▶ [WHAT TO WORK ON]
Filter the records below down to lines containing "Integrated".

(Excerpts from an interface dataset)
● ● ●
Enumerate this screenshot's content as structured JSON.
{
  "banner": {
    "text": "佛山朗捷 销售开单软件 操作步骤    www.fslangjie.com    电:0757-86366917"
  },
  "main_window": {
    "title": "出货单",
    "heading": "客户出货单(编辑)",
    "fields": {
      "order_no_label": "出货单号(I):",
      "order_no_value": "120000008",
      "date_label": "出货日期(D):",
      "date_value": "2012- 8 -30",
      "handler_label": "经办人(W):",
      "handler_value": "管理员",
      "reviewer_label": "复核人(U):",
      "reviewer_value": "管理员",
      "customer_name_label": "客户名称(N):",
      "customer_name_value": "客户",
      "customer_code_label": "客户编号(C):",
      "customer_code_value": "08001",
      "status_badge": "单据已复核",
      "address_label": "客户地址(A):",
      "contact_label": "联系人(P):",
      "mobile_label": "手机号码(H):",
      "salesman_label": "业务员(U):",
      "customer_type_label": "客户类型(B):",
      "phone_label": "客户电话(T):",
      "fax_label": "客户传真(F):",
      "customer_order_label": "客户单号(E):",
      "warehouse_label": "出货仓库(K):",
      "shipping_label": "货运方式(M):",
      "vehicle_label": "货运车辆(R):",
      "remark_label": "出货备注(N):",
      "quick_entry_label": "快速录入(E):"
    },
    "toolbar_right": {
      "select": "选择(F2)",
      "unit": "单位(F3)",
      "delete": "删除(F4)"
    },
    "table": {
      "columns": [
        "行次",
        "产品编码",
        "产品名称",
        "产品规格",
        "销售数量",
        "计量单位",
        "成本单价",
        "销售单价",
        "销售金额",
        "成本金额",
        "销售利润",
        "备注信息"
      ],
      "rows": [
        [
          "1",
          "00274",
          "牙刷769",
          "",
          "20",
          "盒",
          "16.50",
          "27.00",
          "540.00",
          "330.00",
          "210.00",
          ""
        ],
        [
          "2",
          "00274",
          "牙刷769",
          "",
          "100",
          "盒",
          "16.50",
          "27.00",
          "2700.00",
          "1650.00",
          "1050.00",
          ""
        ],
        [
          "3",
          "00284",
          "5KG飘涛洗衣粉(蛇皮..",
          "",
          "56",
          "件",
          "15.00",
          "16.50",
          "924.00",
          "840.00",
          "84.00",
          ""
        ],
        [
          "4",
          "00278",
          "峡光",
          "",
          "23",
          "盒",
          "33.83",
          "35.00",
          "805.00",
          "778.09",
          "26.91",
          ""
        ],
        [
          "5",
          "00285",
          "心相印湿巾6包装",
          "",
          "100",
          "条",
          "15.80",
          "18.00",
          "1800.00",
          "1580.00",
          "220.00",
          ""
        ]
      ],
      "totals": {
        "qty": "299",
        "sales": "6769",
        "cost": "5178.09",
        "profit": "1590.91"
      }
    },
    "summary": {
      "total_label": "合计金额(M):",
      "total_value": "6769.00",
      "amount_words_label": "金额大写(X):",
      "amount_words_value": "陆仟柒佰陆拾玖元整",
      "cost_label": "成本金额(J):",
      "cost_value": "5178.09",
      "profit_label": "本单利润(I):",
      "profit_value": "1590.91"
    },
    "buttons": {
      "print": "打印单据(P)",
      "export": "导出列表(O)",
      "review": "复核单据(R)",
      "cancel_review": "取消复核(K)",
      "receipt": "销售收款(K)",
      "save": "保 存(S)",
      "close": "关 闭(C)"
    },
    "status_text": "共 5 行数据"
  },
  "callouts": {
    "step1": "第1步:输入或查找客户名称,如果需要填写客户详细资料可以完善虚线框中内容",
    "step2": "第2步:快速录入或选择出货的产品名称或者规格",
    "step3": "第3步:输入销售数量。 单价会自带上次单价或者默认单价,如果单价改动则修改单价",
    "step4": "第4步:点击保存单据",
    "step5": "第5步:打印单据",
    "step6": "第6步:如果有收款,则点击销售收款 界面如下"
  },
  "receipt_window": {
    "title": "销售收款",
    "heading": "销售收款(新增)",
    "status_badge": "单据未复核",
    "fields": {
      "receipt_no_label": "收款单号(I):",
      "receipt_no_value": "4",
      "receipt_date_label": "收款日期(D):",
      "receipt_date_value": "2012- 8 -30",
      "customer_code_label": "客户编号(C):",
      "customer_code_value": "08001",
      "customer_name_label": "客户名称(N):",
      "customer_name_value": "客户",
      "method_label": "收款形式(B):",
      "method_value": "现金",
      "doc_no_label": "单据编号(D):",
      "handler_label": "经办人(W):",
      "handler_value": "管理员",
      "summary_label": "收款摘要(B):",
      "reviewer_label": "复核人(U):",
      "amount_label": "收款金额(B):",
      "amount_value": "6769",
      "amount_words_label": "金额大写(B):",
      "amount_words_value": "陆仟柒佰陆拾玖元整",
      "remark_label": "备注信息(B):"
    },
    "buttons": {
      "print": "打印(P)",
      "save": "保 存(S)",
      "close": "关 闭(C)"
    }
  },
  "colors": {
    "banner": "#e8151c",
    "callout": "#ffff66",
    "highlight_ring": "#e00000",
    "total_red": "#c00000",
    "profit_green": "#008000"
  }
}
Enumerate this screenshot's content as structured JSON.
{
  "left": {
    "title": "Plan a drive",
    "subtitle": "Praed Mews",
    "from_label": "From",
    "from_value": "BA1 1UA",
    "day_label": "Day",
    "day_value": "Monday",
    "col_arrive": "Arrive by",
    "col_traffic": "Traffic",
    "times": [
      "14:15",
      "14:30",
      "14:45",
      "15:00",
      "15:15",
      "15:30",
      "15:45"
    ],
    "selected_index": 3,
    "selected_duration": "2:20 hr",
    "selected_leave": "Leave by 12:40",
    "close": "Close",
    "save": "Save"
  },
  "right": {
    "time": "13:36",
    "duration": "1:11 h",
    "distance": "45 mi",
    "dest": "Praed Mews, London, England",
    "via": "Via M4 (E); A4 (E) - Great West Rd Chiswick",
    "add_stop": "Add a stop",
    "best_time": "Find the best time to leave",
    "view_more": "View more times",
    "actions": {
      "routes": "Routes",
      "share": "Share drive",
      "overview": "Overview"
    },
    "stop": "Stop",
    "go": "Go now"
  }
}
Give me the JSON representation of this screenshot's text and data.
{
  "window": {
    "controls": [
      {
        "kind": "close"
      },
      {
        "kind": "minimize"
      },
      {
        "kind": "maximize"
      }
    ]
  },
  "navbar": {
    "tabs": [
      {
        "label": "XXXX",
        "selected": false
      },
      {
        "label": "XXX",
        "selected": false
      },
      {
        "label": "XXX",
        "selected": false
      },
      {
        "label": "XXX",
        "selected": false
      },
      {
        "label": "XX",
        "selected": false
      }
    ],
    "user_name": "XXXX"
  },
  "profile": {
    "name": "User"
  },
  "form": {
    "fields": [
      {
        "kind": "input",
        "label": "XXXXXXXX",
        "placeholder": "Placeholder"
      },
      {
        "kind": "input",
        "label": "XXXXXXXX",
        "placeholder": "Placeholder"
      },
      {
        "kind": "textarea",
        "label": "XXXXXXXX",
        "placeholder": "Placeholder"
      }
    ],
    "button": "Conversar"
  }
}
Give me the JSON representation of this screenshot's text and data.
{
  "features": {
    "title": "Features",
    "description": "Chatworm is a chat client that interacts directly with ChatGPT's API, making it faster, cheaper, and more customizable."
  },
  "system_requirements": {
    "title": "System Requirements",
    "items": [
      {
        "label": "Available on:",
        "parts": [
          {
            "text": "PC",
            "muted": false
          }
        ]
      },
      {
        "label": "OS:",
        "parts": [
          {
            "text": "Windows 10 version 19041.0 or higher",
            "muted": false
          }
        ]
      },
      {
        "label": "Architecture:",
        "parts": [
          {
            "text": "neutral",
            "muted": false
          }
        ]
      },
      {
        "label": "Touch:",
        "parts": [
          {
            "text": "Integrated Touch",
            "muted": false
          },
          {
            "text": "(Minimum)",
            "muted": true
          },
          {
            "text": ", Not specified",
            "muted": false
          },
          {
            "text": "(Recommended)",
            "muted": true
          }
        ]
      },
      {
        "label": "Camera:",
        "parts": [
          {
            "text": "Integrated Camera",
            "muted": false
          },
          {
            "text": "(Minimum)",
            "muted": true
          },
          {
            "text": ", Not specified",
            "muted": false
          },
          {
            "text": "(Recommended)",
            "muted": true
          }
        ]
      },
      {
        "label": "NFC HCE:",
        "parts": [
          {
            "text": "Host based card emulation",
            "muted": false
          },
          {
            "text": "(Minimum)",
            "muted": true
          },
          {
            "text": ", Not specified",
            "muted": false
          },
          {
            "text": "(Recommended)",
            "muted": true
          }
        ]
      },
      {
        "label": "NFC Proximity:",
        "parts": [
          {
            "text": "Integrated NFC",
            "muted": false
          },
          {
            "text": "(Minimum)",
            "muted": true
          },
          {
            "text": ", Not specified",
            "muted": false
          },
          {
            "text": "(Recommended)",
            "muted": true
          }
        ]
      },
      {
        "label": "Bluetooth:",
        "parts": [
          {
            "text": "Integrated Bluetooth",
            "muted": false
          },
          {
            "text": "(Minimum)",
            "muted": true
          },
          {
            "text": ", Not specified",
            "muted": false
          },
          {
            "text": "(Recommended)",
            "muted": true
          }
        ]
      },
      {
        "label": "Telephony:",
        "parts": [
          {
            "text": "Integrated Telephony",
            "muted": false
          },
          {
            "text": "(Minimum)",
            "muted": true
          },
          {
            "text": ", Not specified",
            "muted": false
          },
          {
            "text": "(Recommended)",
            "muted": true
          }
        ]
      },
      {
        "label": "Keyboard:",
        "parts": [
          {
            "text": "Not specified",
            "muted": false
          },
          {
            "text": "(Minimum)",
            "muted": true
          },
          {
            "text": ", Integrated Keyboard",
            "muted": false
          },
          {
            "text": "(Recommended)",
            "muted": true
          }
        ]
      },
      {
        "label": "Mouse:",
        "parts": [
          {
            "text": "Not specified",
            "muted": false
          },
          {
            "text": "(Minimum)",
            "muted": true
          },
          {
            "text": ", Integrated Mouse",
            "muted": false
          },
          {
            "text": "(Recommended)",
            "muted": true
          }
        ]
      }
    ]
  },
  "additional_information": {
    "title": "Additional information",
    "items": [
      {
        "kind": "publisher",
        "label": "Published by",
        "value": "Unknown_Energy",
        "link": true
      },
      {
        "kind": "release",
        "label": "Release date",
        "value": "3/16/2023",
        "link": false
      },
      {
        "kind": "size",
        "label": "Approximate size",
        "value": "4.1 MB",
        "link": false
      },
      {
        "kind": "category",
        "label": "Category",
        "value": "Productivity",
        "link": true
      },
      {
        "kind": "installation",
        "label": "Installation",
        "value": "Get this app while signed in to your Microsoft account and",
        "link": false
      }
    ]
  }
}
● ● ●
▶ [REPLY TO THE EXERCISE]
            "text": "Integrated Touch",
            "text": "Integrated Camera",
            "text": "Integrated NFC",
            "text": "Integrated Bluetooth",
            "text": "Integrated Telephony",
            "text": ", Integrated Keyboard",
            "text": ", Integrated Mouse",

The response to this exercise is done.